Find every line in the data that contains the word "usersList". Return each of those lines.

Stored entries:
[Start of section]

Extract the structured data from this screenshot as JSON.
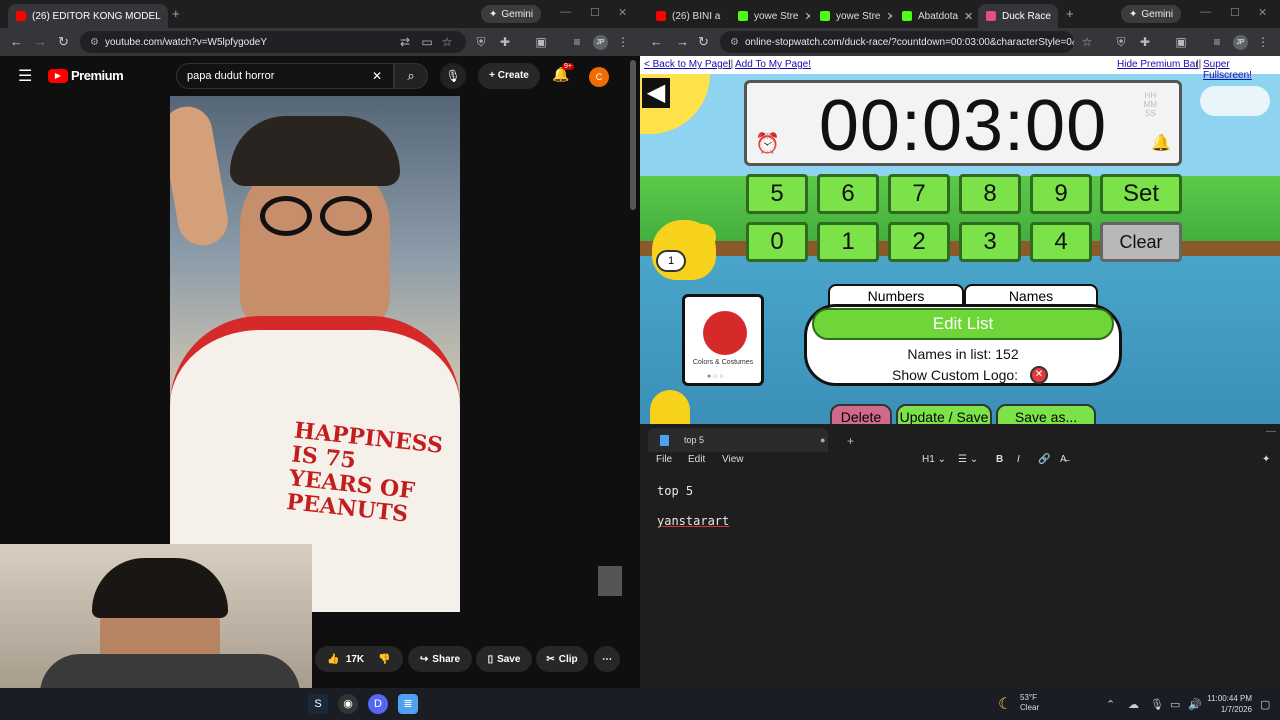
{
  "left_browser": {
    "tabs": [
      {
        "title": "(26) EDITOR KONG MODEL",
        "active": true
      }
    ],
    "gemini_label": "Gemini",
    "url": "youtube.com/watch?v=W5lpfygodeY",
    "profile": "JP",
    "youtube": {
      "logo": "Premium",
      "search_value": "papa dudut horror",
      "create_label": "Create",
      "notification_badge": "9+",
      "user_initial": "C",
      "like_count": "17K",
      "share_label": "Share",
      "save_label": "Save",
      "clip_label": "Clip"
    }
  },
  "right_browser": {
    "tabs": [
      {
        "title": "(26) BINI a"
      },
      {
        "title": "yowe Stre"
      },
      {
        "title": "yowe Stre"
      },
      {
        "title": "Abatdota"
      },
      {
        "title": "Duck Race",
        "active": true
      }
    ],
    "gemini_label": "Gemini",
    "url": "online-stopwatch.com/duck-race/?countdown=00:03:00&characterStyle=0&...",
    "profile": "JP",
    "page": {
      "links": {
        "back": "< Back to My Page!",
        "add": "Add To My Page!",
        "hide": "Hide Premium Bar",
        "fullscreen": "Super Fullscreen!"
      },
      "timer": "00:03:00",
      "hms": [
        "HH",
        "MM",
        "SS"
      ],
      "keys_row1": [
        "5",
        "6",
        "7",
        "8",
        "9",
        "Set"
      ],
      "keys_row2": [
        "0",
        "1",
        "2",
        "3",
        "4",
        "Clear"
      ],
      "tab_numbers": "Numbers",
      "tab_names": "Names",
      "edit_list": "Edit List",
      "names_in_list": "Names in list: 152",
      "custom_logo": "Show Custom Logo:",
      "scroll_caption": "Colors & Costumes",
      "duck_number": "1",
      "delete_label": "Delete",
      "update_label": "Update / Save",
      "saveas_label": "Save as..."
    }
  },
  "notepad": {
    "tab_title": "top 5",
    "menu": [
      "File",
      "Edit",
      "View"
    ],
    "heading_select": "H1",
    "lines": [
      "top 5",
      "yanstarart"
    ]
  },
  "taskbar": {
    "weather_temp": "53°F",
    "weather_desc": "Clear",
    "time": "11:00:44 PM",
    "date": "1/7/2026"
  }
}
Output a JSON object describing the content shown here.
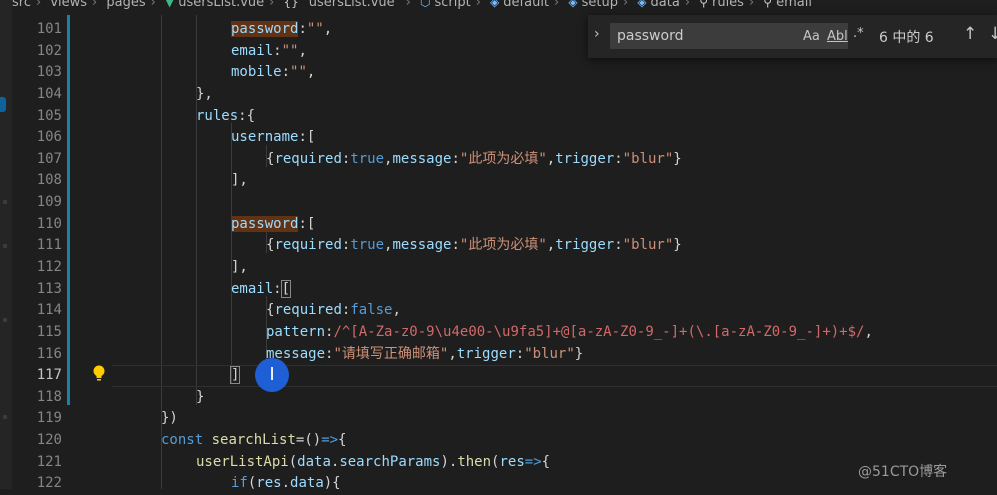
{
  "breadcrumb": {
    "items": [
      {
        "label": "src",
        "icon": ""
      },
      {
        "label": "views",
        "icon": ""
      },
      {
        "label": "pages",
        "icon": ""
      },
      {
        "label": "usersList.vue",
        "icon": "vue-icon"
      },
      {
        "label": "\"usersList.vue\"",
        "icon": "braces-icon"
      },
      {
        "label": "script",
        "icon": "cube-icon"
      },
      {
        "label": "default",
        "icon": "cube-icon"
      },
      {
        "label": "setup",
        "icon": "cube-icon"
      },
      {
        "label": "data",
        "icon": "cube-icon"
      },
      {
        "label": "rules",
        "icon": "wrench-icon"
      },
      {
        "label": "email",
        "icon": "wrench-icon"
      }
    ]
  },
  "find_widget": {
    "query": "password",
    "match_case_label": "Aa",
    "whole_word_label": "Abl",
    "regex_label": ".*",
    "match_count": "6 中的 6"
  },
  "editor": {
    "active_line": "117",
    "lines": [
      {
        "n": "101"
      },
      {
        "n": "102"
      },
      {
        "n": "103"
      },
      {
        "n": "104"
      },
      {
        "n": "105"
      },
      {
        "n": "106"
      },
      {
        "n": "107"
      },
      {
        "n": "108"
      },
      {
        "n": "109"
      },
      {
        "n": "110"
      },
      {
        "n": "111"
      },
      {
        "n": "112"
      },
      {
        "n": "113"
      },
      {
        "n": "114"
      },
      {
        "n": "115"
      },
      {
        "n": "116"
      },
      {
        "n": "117"
      },
      {
        "n": "118"
      },
      {
        "n": "119"
      },
      {
        "n": "120"
      },
      {
        "n": "121"
      },
      {
        "n": "122"
      }
    ],
    "tokens": {
      "password": "password",
      "email": "email",
      "mobile": "mobile",
      "rules": "rules",
      "username": "username",
      "required": "required",
      "message": "message",
      "trigger": "trigger",
      "pattern": "pattern",
      "true": "true",
      "false": "false",
      "required_msg": "\"此项为必填\"",
      "email_msg": "\"请填写正确邮箱\"",
      "blur": "\"blur\"",
      "empty_str": "\"\"",
      "regex": "/^[A-Za-z0-9\\u4e00-\\u9fa5]+@[a-zA-Z0-9_-]+(\\.[a-zA-Z0-9_-]+)+$/",
      "const": "const",
      "searchList": "searchList",
      "userListApi": "userListApi",
      "data": "data",
      "searchParams": "searchParams",
      "then": "then",
      "res": "res",
      "if": "if",
      "arrow": "=>"
    }
  },
  "watermark": "@51CTO博客",
  "colors": {
    "background": "#1e1e1e",
    "keyword": "#569cd6",
    "property": "#9cdcfe",
    "string": "#ce9178",
    "function": "#dcdcaa",
    "regex": "#d16969",
    "search_highlight": "#613214",
    "cursor_indicator": "#1f5fd6"
  }
}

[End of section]

• _EXERCISE ANSWER_:
        "label": "usersList.vue",
        "label": "\"usersList.vue\"",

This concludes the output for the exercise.